Given records —

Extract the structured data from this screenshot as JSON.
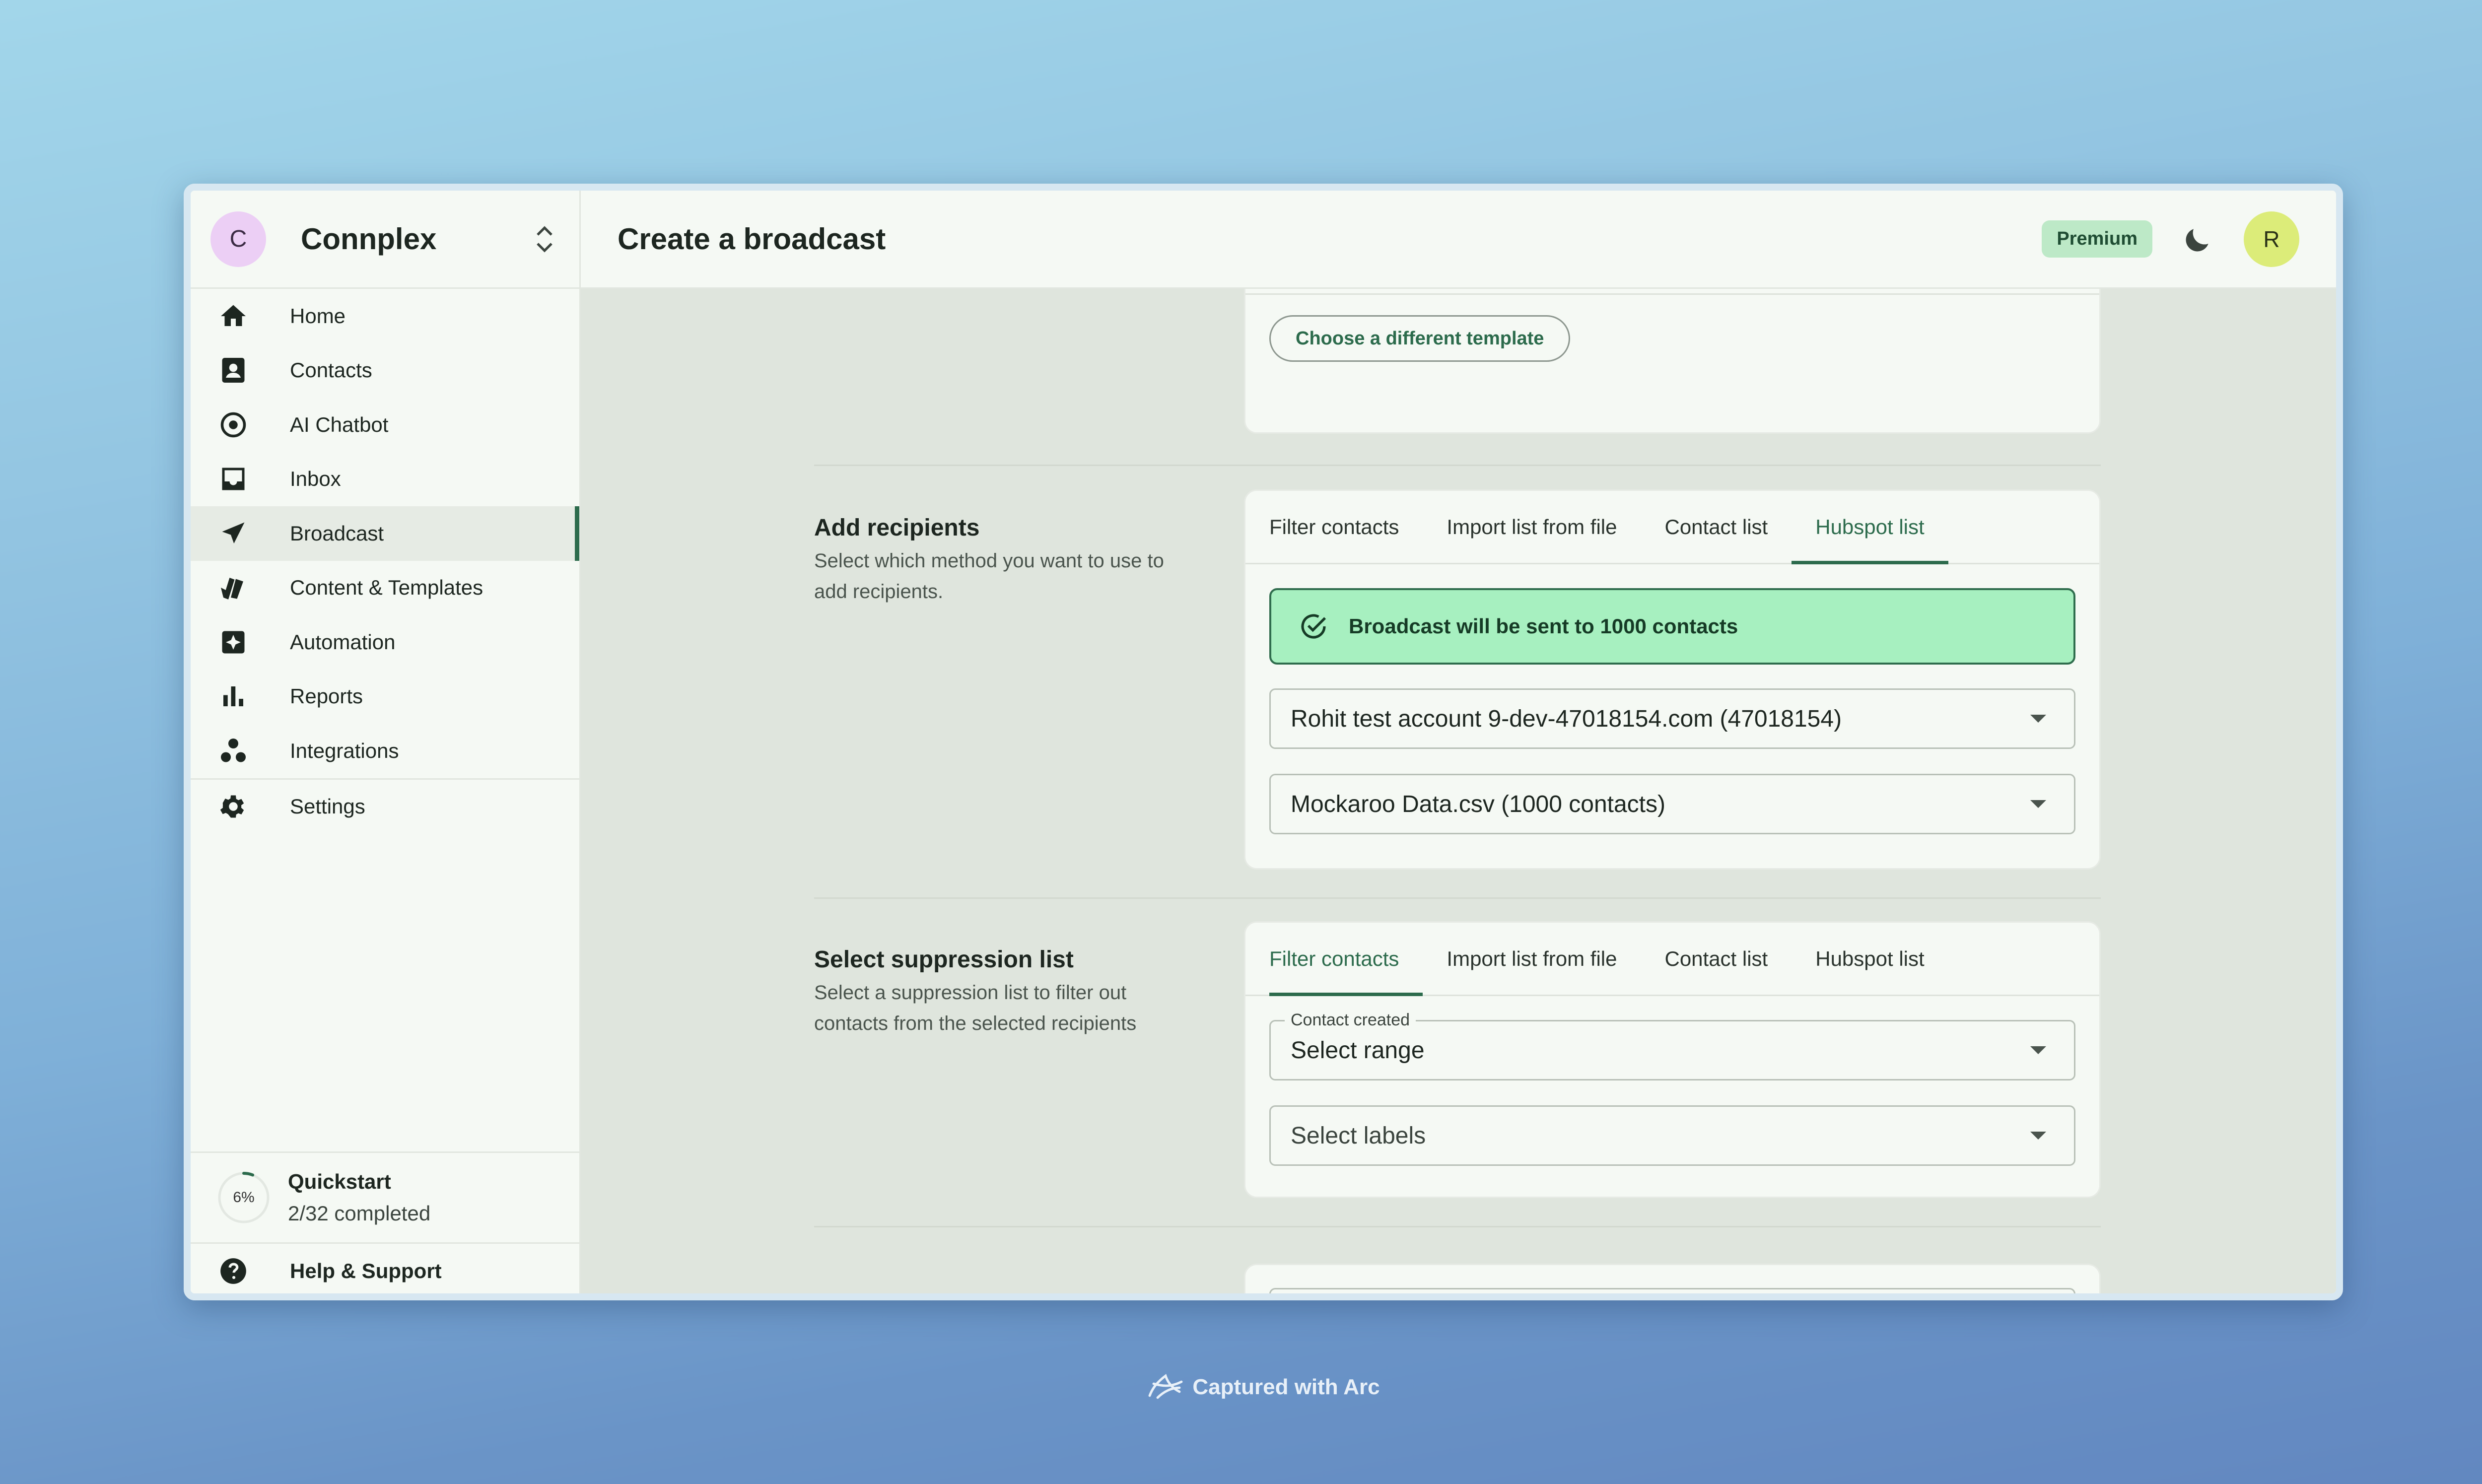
{
  "brand": {
    "initial": "C",
    "name": "Connplex"
  },
  "header": {
    "title": "Create a broadcast",
    "plan_badge": "Premium",
    "user_initial": "R"
  },
  "sidebar": {
    "items": [
      {
        "label": "Home",
        "icon": "home-icon"
      },
      {
        "label": "Contacts",
        "icon": "contact-card-icon"
      },
      {
        "label": "AI Chatbot",
        "icon": "chatbot-icon"
      },
      {
        "label": "Inbox",
        "icon": "inbox-icon"
      },
      {
        "label": "Broadcast",
        "icon": "send-icon",
        "active": true
      },
      {
        "label": "Content & Templates",
        "icon": "templates-icon"
      },
      {
        "label": "Automation",
        "icon": "automation-icon"
      },
      {
        "label": "Reports",
        "icon": "bar-chart-icon"
      },
      {
        "label": "Integrations",
        "icon": "integrations-icon"
      },
      {
        "label": "Settings",
        "icon": "gear-icon"
      }
    ],
    "quickstart": {
      "percent": "6%",
      "progress": 0.06,
      "title": "Quickstart",
      "status": "2/32 completed"
    },
    "help_label": "Help & Support"
  },
  "template_section": {
    "choose_button": "Choose a different template"
  },
  "recipients": {
    "title": "Add recipients",
    "description": "Select which method you want to use to add recipients.",
    "tabs": [
      "Filter contacts",
      "Import list from file",
      "Contact list",
      "Hubspot list"
    ],
    "active_tab": "Hubspot list",
    "alert": "Broadcast will be sent to 1000 contacts",
    "account_select": "Rohit test account 9-dev-47018154.com (47018154)",
    "list_select": "Mockaroo Data.csv (1000 contacts)"
  },
  "suppression": {
    "title": "Select suppression list",
    "description": "Select a suppression list to filter out contacts from the selected recipients",
    "tabs": [
      "Filter contacts",
      "Import list from file",
      "Contact list",
      "Hubspot list"
    ],
    "active_tab": "Filter contacts",
    "contact_created_label": "Contact created",
    "contact_created_value": "Select range",
    "labels_placeholder": "Select labels"
  },
  "footer": {
    "text": "Captured with Arc"
  },
  "colors": {
    "accent": "#2c6b4c",
    "success_bg": "#a7f0c0",
    "premium_bg": "#bde9c7",
    "user_avatar": "#dcec79",
    "brand_avatar": "#eccff5"
  }
}
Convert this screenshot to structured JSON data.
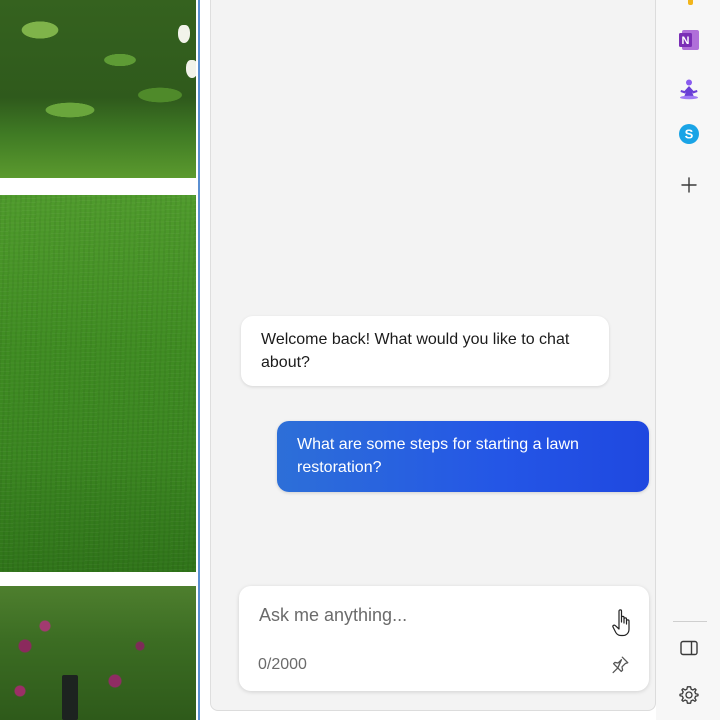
{
  "chat": {
    "messages": [
      {
        "role": "assistant",
        "text": "Welcome back! What would you like to chat about?"
      },
      {
        "role": "user",
        "text": "What are some steps for starting a lawn restoration?"
      }
    ],
    "input": {
      "placeholder": "Ask me anything...",
      "value": "",
      "char_count": "0/2000"
    }
  },
  "rail": {
    "apps": [
      {
        "icon": "onenote-icon",
        "letter": "N"
      },
      {
        "icon": "meditation-icon"
      },
      {
        "icon": "skype-icon",
        "letter": "S"
      },
      {
        "icon": "add-icon"
      }
    ]
  },
  "colors": {
    "user_bubble": "#2456e6",
    "pane_background": "#f3f3f3",
    "onenote": "#7b2fb6",
    "skype": "#1aa4e6",
    "meditation": "#7a4fe0"
  }
}
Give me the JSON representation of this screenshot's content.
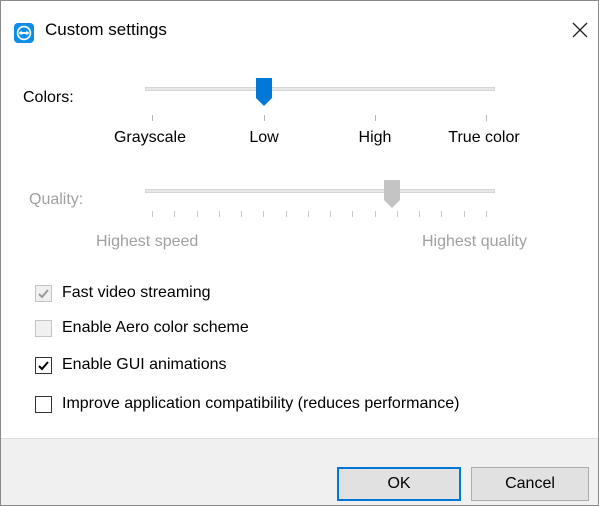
{
  "window": {
    "title": "Custom settings",
    "icon": "teamviewer-icon",
    "close_icon": "close-icon",
    "accent": "#0078d7"
  },
  "colors": {
    "label": "Colors:",
    "steps": [
      "Grayscale",
      "Low",
      "High",
      "True color"
    ],
    "selected": "Low",
    "enabled": true
  },
  "quality": {
    "label": "Quality:",
    "min_label": "Highest speed",
    "max_label": "Highest quality",
    "tick_count": 16,
    "position_fraction": 0.72,
    "enabled": false
  },
  "options": [
    {
      "label": "Fast video streaming",
      "checked": true,
      "enabled": false
    },
    {
      "label": "Enable Aero color scheme",
      "checked": false,
      "enabled": false
    },
    {
      "label": "Enable GUI animations",
      "checked": true,
      "enabled": true
    },
    {
      "label": "Improve application compatibility (reduces performance)",
      "checked": false,
      "enabled": true
    }
  ],
  "buttons": {
    "ok": "OK",
    "cancel": "Cancel"
  }
}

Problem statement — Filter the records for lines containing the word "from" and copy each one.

Result of this task —
Extract the structured data from this screenshot as JSON.
      "Import list from file",
    "description": "Select a suppression list to filter out contacts from the selected recipients",
      "Import list from file",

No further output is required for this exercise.